To illustrate how tone can affect meaning, let us look at the following example from Mandarin, which has five tones:
- 1 is a long, high level tone.
- 2 starts at normal pitch and rises to the pitch of tone 1.
- 3 is a low tone, dipping down briefly before slowly rising to the starting level of tone 2.
- 4 is a sharply falling tone, starting at the height of tone 1 and falling to somewhere below tone 2's onset.
- . (dot) or 5 is a neutral tone, with no specific contour; the actual pitch expressed is directly influenced by the tones of the preceding and following syllables.
Tones can interact in complex ways through a process known as tone sandhi.
Tonal languages fall into two broad categories: register and contour systems. Mandarin and its close relatives have contour systems, where differences are made not based on absolute pitch, but on shifts in relative pitch in a word. Register systems are found in Bantu languages, which more typically seem to have 2 or 3 tones with specific relative pitches assigned to them, with a high tone and a low tone being the most common (plus a middle tone for languages that have a third pitch).
Please note that the word "pitch" is used loosely here, to refer to the comparative "difference" between a high pitch and a low pitch from one syllable to the next, rather than a contrast of absolute pitches such as one finds in music. As a result, when one combines tone with sentence contours, the musical pitch of a high tone at the beginning of a question may actually be lower than the musical pitch of a low-tone word at the end of the question, because the "average" pitch between the high and low tones rises (and falls) along with the overall pitch contour of the sentence.
A convenient notation attributed to the Chinese linguist Yuenren Chao where the pitch is split into five levels, 1, 2, 3, 4 and 5. The lowest pitch is 1, and the highest pitch being 5. The variation in pitch can be described as a string of numbers, for instance for Mandarin
- Tone 1 /55/ high level tone
- Tone 2 /35/ mid rising tone
- Tone 3 /213/ low falling rising tone
- Tone 4 /51/ high falling tone

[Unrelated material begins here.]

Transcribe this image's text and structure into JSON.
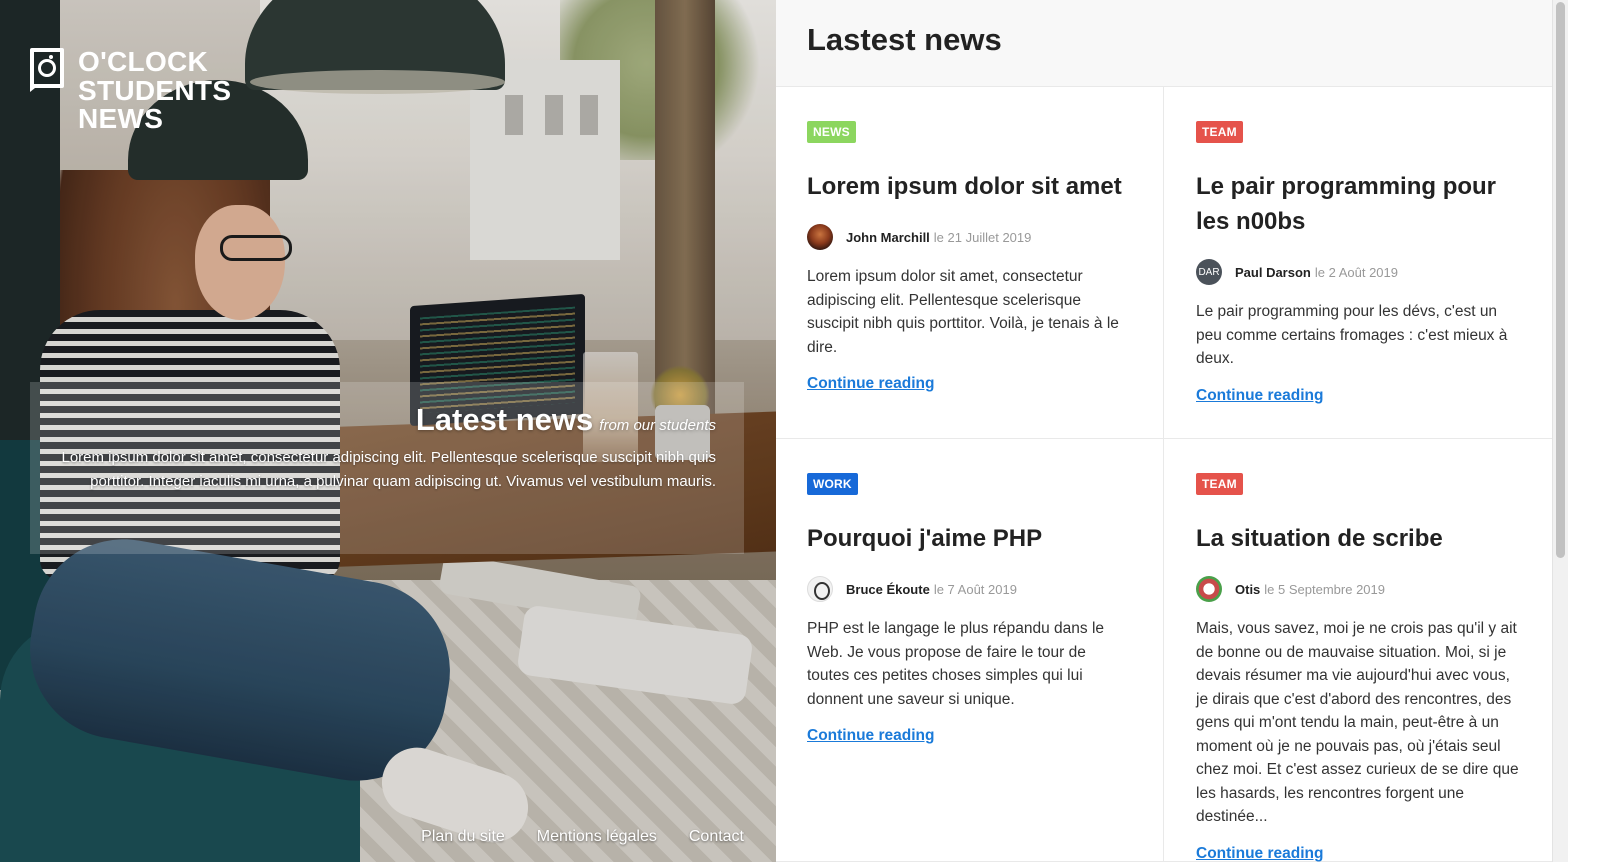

Tonal languages and music
It has been suggested that speakers of tonal languages are more likely to have absolute pitch than speakers of non-tonal languages.
See also: Tone Name